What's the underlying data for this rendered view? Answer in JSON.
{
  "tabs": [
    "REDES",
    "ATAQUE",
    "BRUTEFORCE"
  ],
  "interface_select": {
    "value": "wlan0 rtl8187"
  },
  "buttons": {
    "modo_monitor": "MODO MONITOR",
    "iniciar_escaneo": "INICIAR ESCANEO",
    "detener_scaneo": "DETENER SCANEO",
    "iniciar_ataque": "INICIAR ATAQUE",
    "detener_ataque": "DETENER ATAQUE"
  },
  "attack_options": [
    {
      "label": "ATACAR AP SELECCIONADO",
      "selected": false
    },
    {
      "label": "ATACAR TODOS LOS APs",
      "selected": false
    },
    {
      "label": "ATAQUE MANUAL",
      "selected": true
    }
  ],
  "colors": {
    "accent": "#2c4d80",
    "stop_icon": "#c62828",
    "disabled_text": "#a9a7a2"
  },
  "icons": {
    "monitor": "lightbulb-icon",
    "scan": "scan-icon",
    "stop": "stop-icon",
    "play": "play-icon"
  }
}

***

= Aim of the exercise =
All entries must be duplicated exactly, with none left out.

= Response for this exercise =
What's the underlying data for this rendered view? Answer in JSON.
{
  "tabs": [
    "REDES",
    "ATAQUE",
    "BRUTEFORCE"
  ],
  "interface_select": {
    "value": "wlan0 rtl8187"
  },
  "buttons": {
    "modo_monitor": "MODO MONITOR",
    "iniciar_escaneo": "INICIAR ESCANEO",
    "detener_scaneo": "DETENER SCANEO",
    "iniciar_ataque": "INICIAR ATAQUE",
    "detener_ataque": "DETENER ATAQUE"
  },
  "attack_options": [
    {
      "label": "ATACAR AP SELECCIONADO",
      "selected": false
    },
    {
      "label": "ATACAR TODOS LOS APs",
      "selected": false
    },
    {
      "label": "ATAQUE MANUAL",
      "selected": true
    }
  ],
  "colors": {
    "accent": "#2c4d80",
    "stop_icon": "#c62828",
    "disabled_text": "#a9a7a2"
  },
  "icons": {
    "monitor": "lightbulb-icon",
    "scan": "scan-icon",
    "stop": "stop-icon",
    "play": "play-icon"
  }
}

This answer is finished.